Cardinals wide receiver Carlton Agudosi makes a catch during offseason work.
Bruce Arians, like the rest of us, wishes to unravel the mystery.
When the Cardinals went searching for undrafted rookies in late April, Carlton Agudosi stuck out. He was 6-foot-6 and 220 pounds with the best vertical jump, broad jump and three-cone numbers of any player at Rutgers’ Pro Day.
While that combination of traits was intriguing, his production was puzzling. Agudosi finished his four-year career with the Scarlet Knights with only 35 catches for 513 yards and two touchdowns. His senior season, in particular, led to pause, as Agudosi hauled in just eight passes for 85 yards and one touchdown.
“I don’t know if it was quarterback, scheme or what it was,” Arians said. “That’s a big, tall fast guy that should have had big numbers in college.”
So what was the issue? Not surprisingly, there were several, the most obvious being that Agudosi didn’t see a lot of playing time. Beyond that was the instability of the program. Agudosi cycled through five offensive coordinators and five position coaches in his five seasons at the school.
Injuries played a role in Agudosi’s struggles, as did Rutgers’ poor offense. The Scarlet Knights averaged only 15.7 points and 138.3 pass yards per game last season, so while Agudosi wasn’t on the field a lot, his prospects were limited when he did get snaps.
Add it all together, and it didn’t surprise Agudosi when he was bypassed in the draft.
“My stats weren’t that good,” he said. “I had a pretty good junior year, and as a senior I was expecting to come out there and tear it up. It was definitely hard going through a season like that.”

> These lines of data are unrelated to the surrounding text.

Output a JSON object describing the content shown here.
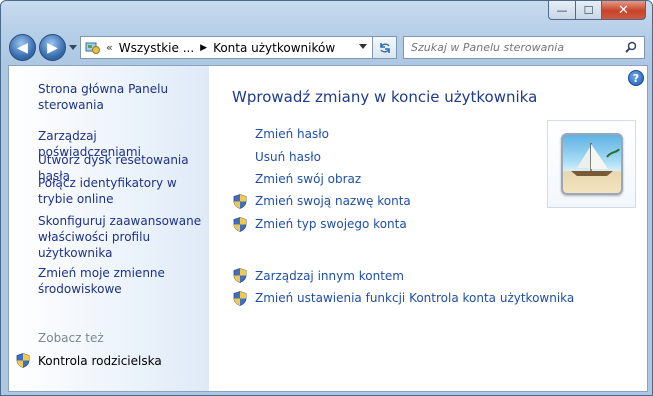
{
  "window": {
    "caption_minimize": "—",
    "caption_maximize": "☐",
    "caption_close": "✕"
  },
  "toolbar": {
    "back_label": "◀",
    "forward_label": "▶",
    "breadcrumb_chevron": "«",
    "breadcrumb": [
      "Wszystkie ...",
      "Konta użytkowników"
    ],
    "breadcrumb_separator": "▶",
    "refresh_label": "↯",
    "search_placeholder": "Szukaj w Panelu sterowania"
  },
  "sidebar": {
    "items": [
      {
        "label": "Strona główna Panelu sterowania"
      },
      {
        "label": "Zarządzaj poświadczeniami"
      },
      {
        "label": "Utwórz dysk resetowania hasła"
      },
      {
        "label": "Połącz identyfikatory w trybie online"
      },
      {
        "label": "Skonfiguruj zaawansowane właściwości profilu użytkownika"
      },
      {
        "label": "Zmień moje zmienne środowiskowe"
      }
    ],
    "see_also_header": "Zobacz też",
    "see_also": [
      {
        "label": "Kontrola rodzicielska",
        "icon": "uac-shield-icon"
      }
    ]
  },
  "main": {
    "help_label": "?",
    "title": "Wprowadź zmiany w koncie użytkownika",
    "tasks": [
      {
        "label": "Zmień hasło",
        "shield": false
      },
      {
        "label": "Usuń hasło",
        "shield": false
      },
      {
        "label": "Zmień swój obraz",
        "shield": false
      },
      {
        "label": "Zmień swoją nazwę konta",
        "shield": true
      },
      {
        "label": "Zmień typ swojego konta",
        "shield": true
      }
    ],
    "other_tasks": [
      {
        "label": "Zarządzaj innym kontem",
        "shield": true
      },
      {
        "label": "Zmień ustawienia funkcji Kontrola konta użytkownika",
        "shield": true
      }
    ],
    "account_picture": "sailboat-beach-picture"
  },
  "colors": {
    "link": "#1f4fa8",
    "title": "#1e3b8c",
    "sidebar_link": "#1e3287",
    "see_also_header": "#7b8796"
  }
}
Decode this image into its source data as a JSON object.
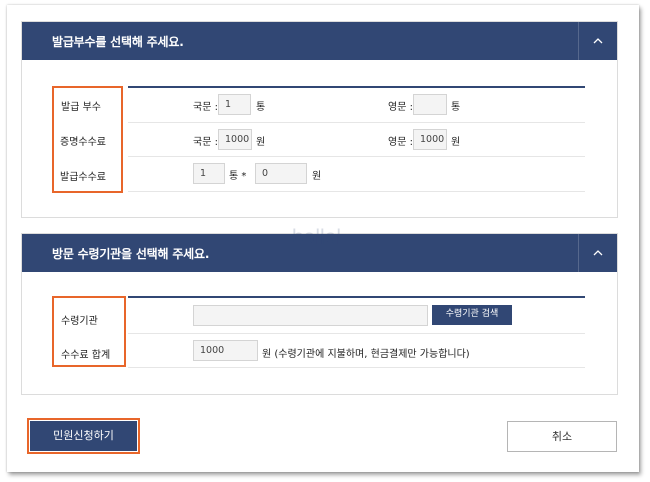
{
  "section1": {
    "title": "발급부수를 선택해 주세요.",
    "rows": {
      "copies": {
        "label": "발급 부수",
        "domestic_label": "국문 :",
        "domestic_value": "1",
        "unit": "통",
        "english_label": "영문 :",
        "english_value": "",
        "english_unit": "통"
      },
      "cert_fee": {
        "label": "증명수수료",
        "domestic_label": "국문 :",
        "domestic_value": "1000",
        "unit": "원",
        "english_label": "영문 :",
        "english_value": "1000",
        "english_unit": "원"
      },
      "issue_fee": {
        "label": "발급수수료",
        "count_value": "1",
        "count_unit": "통 *",
        "fee_value": "0",
        "fee_unit": "원"
      }
    }
  },
  "section2": {
    "title": "방문 수령기관을 선택해 주세요.",
    "rows": {
      "institution": {
        "label": "수령기관",
        "value": "",
        "search_label": "수령기관 검색"
      },
      "total": {
        "label": "수수료 합계",
        "value": "1000",
        "note": "원 (수령기관에 지불하며, 현금결제만 가능합니다)"
      }
    }
  },
  "footer": {
    "apply_label": "민원신청하기",
    "cancel_label": "취소"
  },
  "watermark": "ballal",
  "colors": {
    "header_bg": "#314774",
    "highlight": "#e8662a"
  }
}
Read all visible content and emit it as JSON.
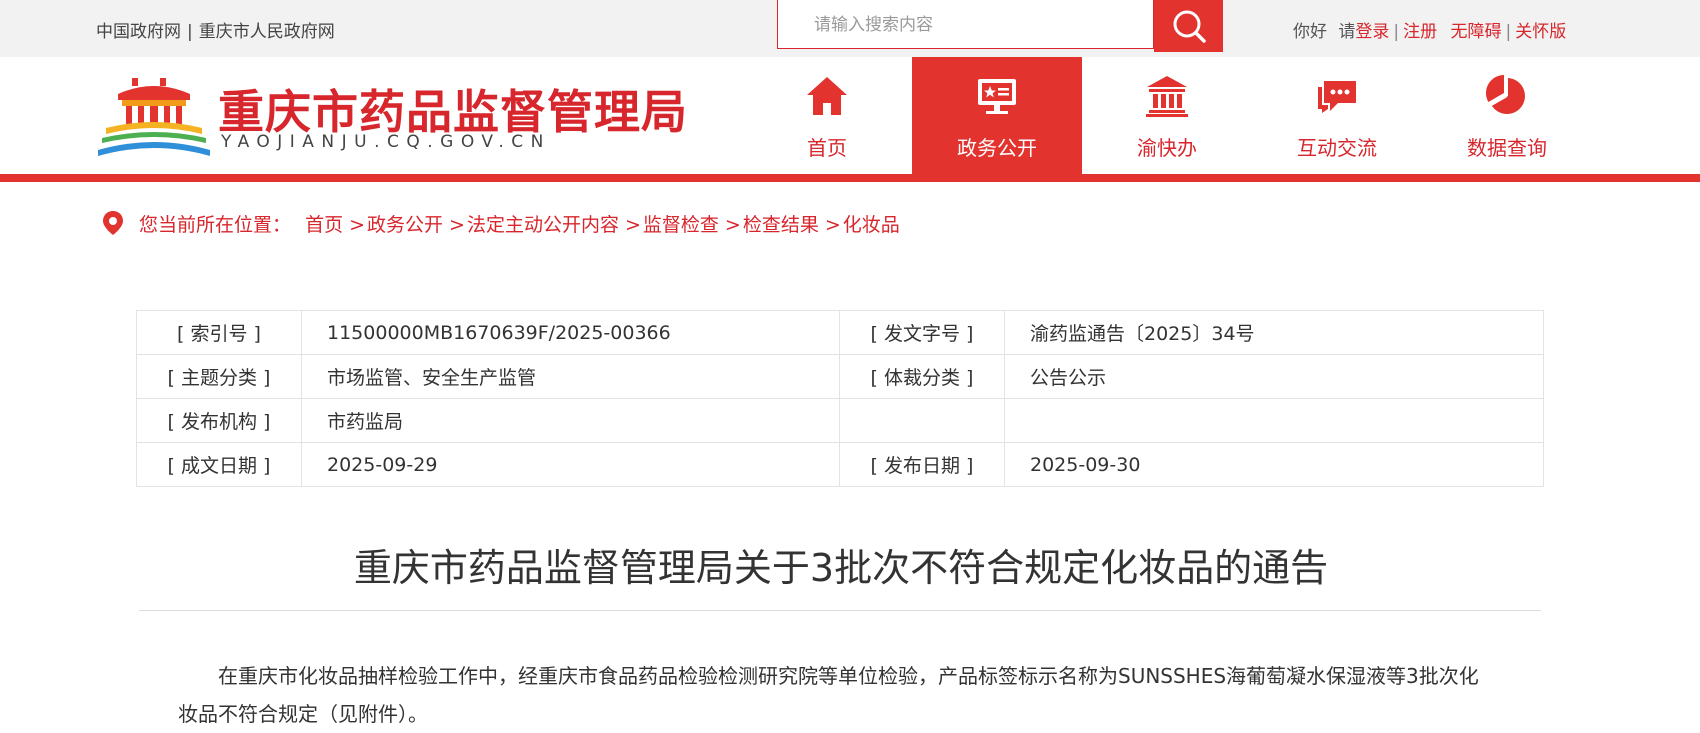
{
  "topbar": {
    "links": [
      "中国政府网",
      "重庆市人民政府网"
    ],
    "separator": "|",
    "search_placeholder": "请输入搜索内容",
    "greeting": "你好",
    "please": "请",
    "login": "登录",
    "register": "注册",
    "accessibility": "无障碍",
    "care_mode": "关怀版"
  },
  "header": {
    "site_title": "重庆市药品监督管理局",
    "site_domain": "YAOJIANJU.CQ.GOV.CN"
  },
  "nav": [
    {
      "label": "首页",
      "icon": "home-icon",
      "active": false
    },
    {
      "label": "政务公开",
      "icon": "monitor-star-icon",
      "active": true
    },
    {
      "label": "渝快办",
      "icon": "government-building-icon",
      "active": false
    },
    {
      "label": "互动交流",
      "icon": "chat-bubble-icon",
      "active": false
    },
    {
      "label": "数据查询",
      "icon": "pie-chart-icon",
      "active": false
    }
  ],
  "breadcrumb": {
    "prefix": "您当前所在位置：",
    "items": [
      "首页",
      "政务公开",
      "法定主动公开内容",
      "监督检查",
      "检查结果",
      "化妆品"
    ]
  },
  "meta": {
    "index_no_label": "[ 索引号 ]",
    "index_no": "11500000MB1670639F/2025-00366",
    "doc_no_label": "[ 发文字号 ]",
    "doc_no": "渝药监通告〔2025〕34号",
    "topic_label": "[ 主题分类 ]",
    "topic": "市场监管、安全生产监管",
    "genre_label": "[ 体裁分类 ]",
    "genre": "公告公示",
    "issuer_label": "[ 发布机构 ]",
    "issuer": "市药监局",
    "written_label": "[ 成文日期 ]",
    "written_date": "2025-09-29",
    "publish_label": "[ 发布日期 ]",
    "publish_date": "2025-09-30"
  },
  "article": {
    "title": "重庆市药品监督管理局关于3批次不符合规定化妆品的通告",
    "paragraph": "在重庆市化妆品抽样检验工作中，经重庆市食品药品检验检测研究院等单位检验，产品标签标示名称为SUNSSHES海葡萄凝水保湿液等3批次化妆品不符合规定（见附件）。"
  },
  "colors": {
    "brand_red": "#e2332f",
    "text_red": "#d7262c"
  }
}
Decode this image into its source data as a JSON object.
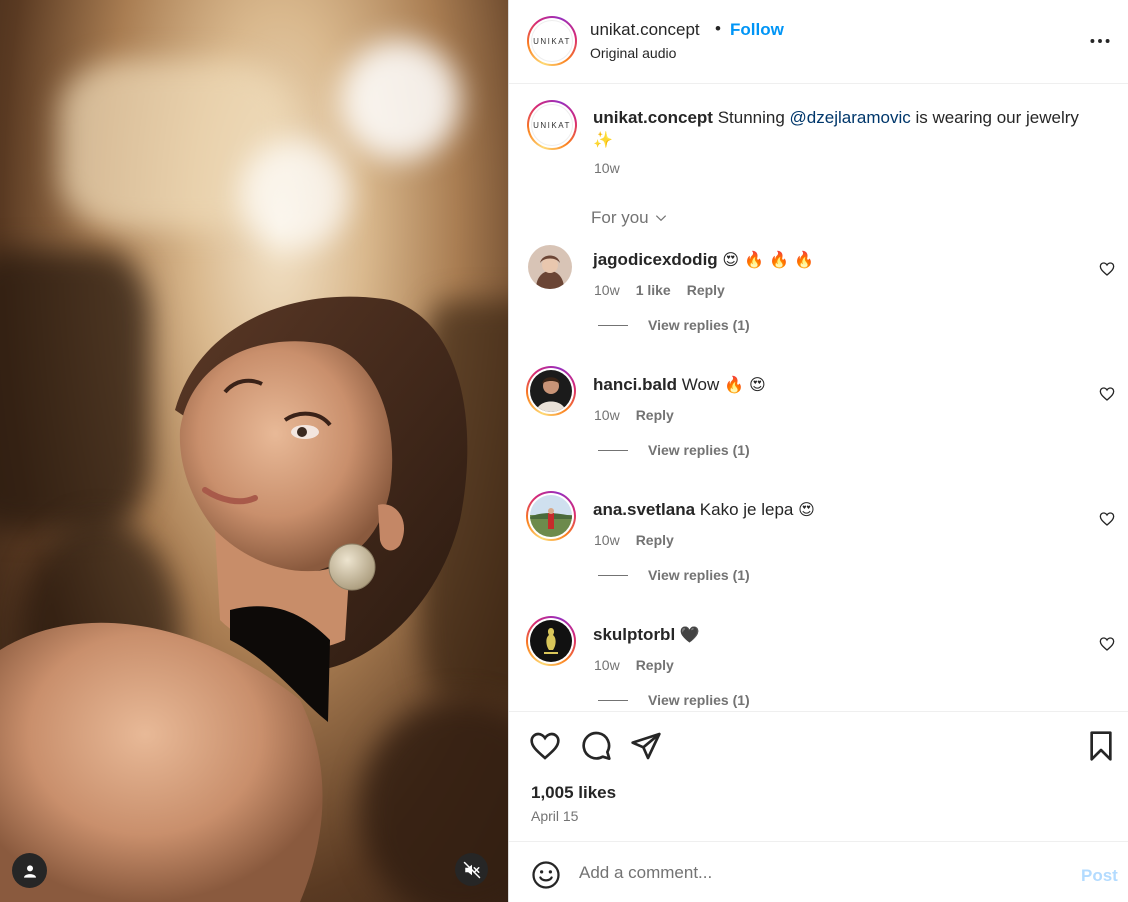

The Cardinals were happy to take a flyer on him as an undrafted free agent, and Agudosi has been praised more than once by Arians during offseason work. He has the physical tools to succeed, but Agudosi also knows a roster spot will be hard to secure.
“I’m my harshest critic, and I understand that it’s a competitive league,” he said. “So getting praise in May and June isn’t going to get me a job in September. Honestly, I’ve just got to focus on learning the plays and trying to do everything right, catching the ball and just staying focused on my job, so that he’s saying good things about me when the season starts.”
Agudosi was quite the basketball player in high school, drawing interest from some mid-major college programs. He played on an AAU team in New Jersey which featured Kyrie Irving one age group above him.
While the hardwood would have been a legitimate option, Agudosi said his first love was always football, and he never second-guessed the choice despite his bumpy career.
“I didn’t regret it at all,” Agudosi said. “I was doing what I loved to do, and I knew that everything happens for a reason. I saw myself getting better, and I knew with my physical traits that if I was able to get better and learn the game, I’d have a chance.”
Now he’s on a 90-man roster in the NFL, and as training camp approaches, Agudosi is hoping to unlock that potential and finally make his mark.
“I’m excited that I have a shot,” Agudosi said. “I’m blessed. I didn’t have a big senior year but I still have an opportunity. It’s all coming together, but I have to make it actually come through.”